While people around the world celebrate the start of summer with swimming and adventure trips, the Jewish people are in a global state of mourning during the current month of Tammuz.
Tammuz is the fourth month on the Hebrew (lunar) calendar, counting from the springtime month of Nisan when the Jewish nation left Egypt. Tammuz marks the beginning of the summer season, which also includes the months of Av and Elul, and generally coincides with parts of June and July.
The Three Weeks begin on the 17th day of Tammuz, a day of fasting that commemorates the breach of Jerusalem’s walls by the Romans in 70 C.E. The climax of this mourning period occurs on the fast of the Ninth of Av, which represents the dates when both Holy Temples were set ablaze (586 BCE and 70 C.E., respectively). The period of mourning, called the “Three Weeks,” is the Jewish people’s annual mourning period commemorating the destruction of Jerusalem and the Holy Temples, and the cause of their ongoing exile. Due to these and other tragedies that have befallen the Jewish people throughout history during this period, we lessen our joy and celebration during these weeks.
You may be wondering, why do the Jewish people continue to mourn so deeply for something lost over 2,000 years ago?
God is our Father, and the Jews are His chosen people. During the exile, the Jewish people are in a state of dysfunction as a family. They have been separated from their Father’s home, and the relationship has become strained. This is not how the relationship was intended to be, and it hasn’t always been this way.
There was a time when the Jewish people experienced the warmth and love of God’s embrace uninterrupted. His love was evident through miracles, prophets, abundant blessings, and a land flowing with milk and honey. The centerpiece of this relationship was the Holy Temple in Jerusalem, where God dwelled among His people and His presence was felt.
The Jewish people’s loss of an uninterrupted close relationship with God can be traced back to a complex interplay of historical events and human choices. In biblical times, the Israelites’ covenant with God established a special eternal bond, but over the centuries, challenges arose. The divided monarchy, internal conflicts, and the worship of foreign gods further eroded the relationship.
The destruction of the First Temple in 586 BCE and the subsequent exile to Babylon marked a significant turning point. The exile was a consequence of political instability, social unrest, and the failure to uphold the values and responsibilities of a chosen people.
While the Second Temple period brought a period of renewal, the Roman conquest and destruction of the Second Temple in 70 CE marked another pivotal moment. The dispersion of the Jewish people, known as the Diaspora, led to further challenges in this ongoing journey toward redemption. Despite these trials, the Jewish people’s faith, resilience, and commitment continue to serve as a guiding light for the world.
The suffering that the Jewish people have endured since the Temple’s destruction is a direct consequence of the exile.
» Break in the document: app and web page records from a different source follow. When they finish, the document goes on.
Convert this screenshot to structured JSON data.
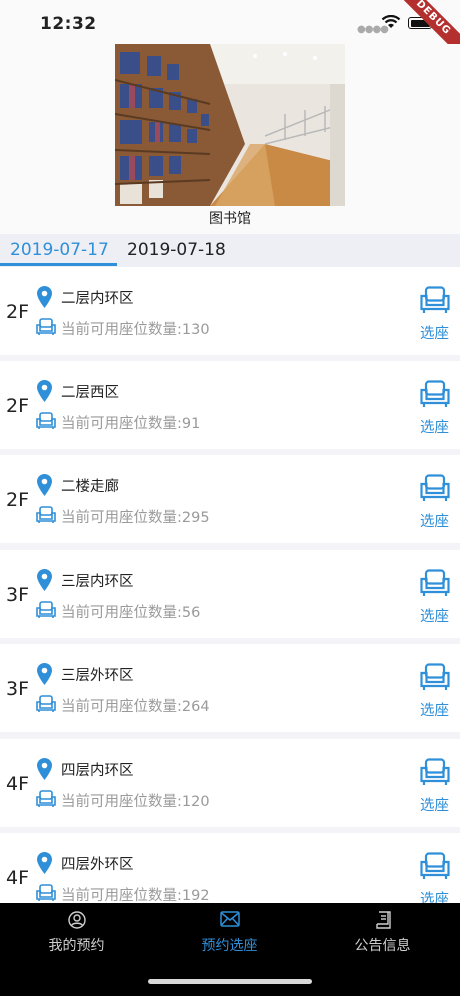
{
  "status_bar": {
    "time": "12:32",
    "debug_label": "DEBUG"
  },
  "library": {
    "name": "图书馆"
  },
  "date_tabs": [
    {
      "label": "2019-07-17",
      "active": true
    },
    {
      "label": "2019-07-18",
      "active": false
    }
  ],
  "rooms": [
    {
      "floor": "2F",
      "name": "二层内环区",
      "seats": "当前可用座位数量:130",
      "action": "选座"
    },
    {
      "floor": "2F",
      "name": "二层西区",
      "seats": "当前可用座位数量:91",
      "action": "选座"
    },
    {
      "floor": "2F",
      "name": "二楼走廊",
      "seats": "当前可用座位数量:295",
      "action": "选座"
    },
    {
      "floor": "3F",
      "name": "三层内环区",
      "seats": "当前可用座位数量:56",
      "action": "选座"
    },
    {
      "floor": "3F",
      "name": "三层外环区",
      "seats": "当前可用座位数量:264",
      "action": "选座"
    },
    {
      "floor": "4F",
      "name": "四层内环区",
      "seats": "当前可用座位数量:120",
      "action": "选座"
    },
    {
      "floor": "4F",
      "name": "四层外环区",
      "seats": "当前可用座位数量:192",
      "action": "选座"
    }
  ],
  "bottom_nav": [
    {
      "label": "我的预约",
      "icon": "person-icon",
      "active": false
    },
    {
      "label": "预约选座",
      "icon": "envelope-icon",
      "active": true
    },
    {
      "label": "公告信息",
      "icon": "notice-icon",
      "active": false
    }
  ],
  "colors": {
    "accent": "#2f8fd8",
    "nav_background": "#000000",
    "muted_text": "#9a9a9a"
  }
}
This is why the Jewish people continue to mourn the loss of the Temples. With unwavering faith, Jewish people pray and eagerly await the day when they will be returned to their Father’s home and once again experience His boundless love. They anticipate a brighter future, in which the world will fulfill its ultimate purpose and be filled with everlasting peace and goodness.
As the prophet Ezekiel says:
With a pleasing savor I shall accept you when I take you out of the nations, and I shall gather you from the lands in which you were scattered, and I shall be hallowed through you before the eyes of the nations…And you will know that I am the Lord when I bring you to the land of Israel, to the land that I lifted My hand to give to your forefathers. (Ezekial 20: 41-42)
The return of the Jewish people to the land of Israel in recent years is a clear and powerful sign that we are nearing this time.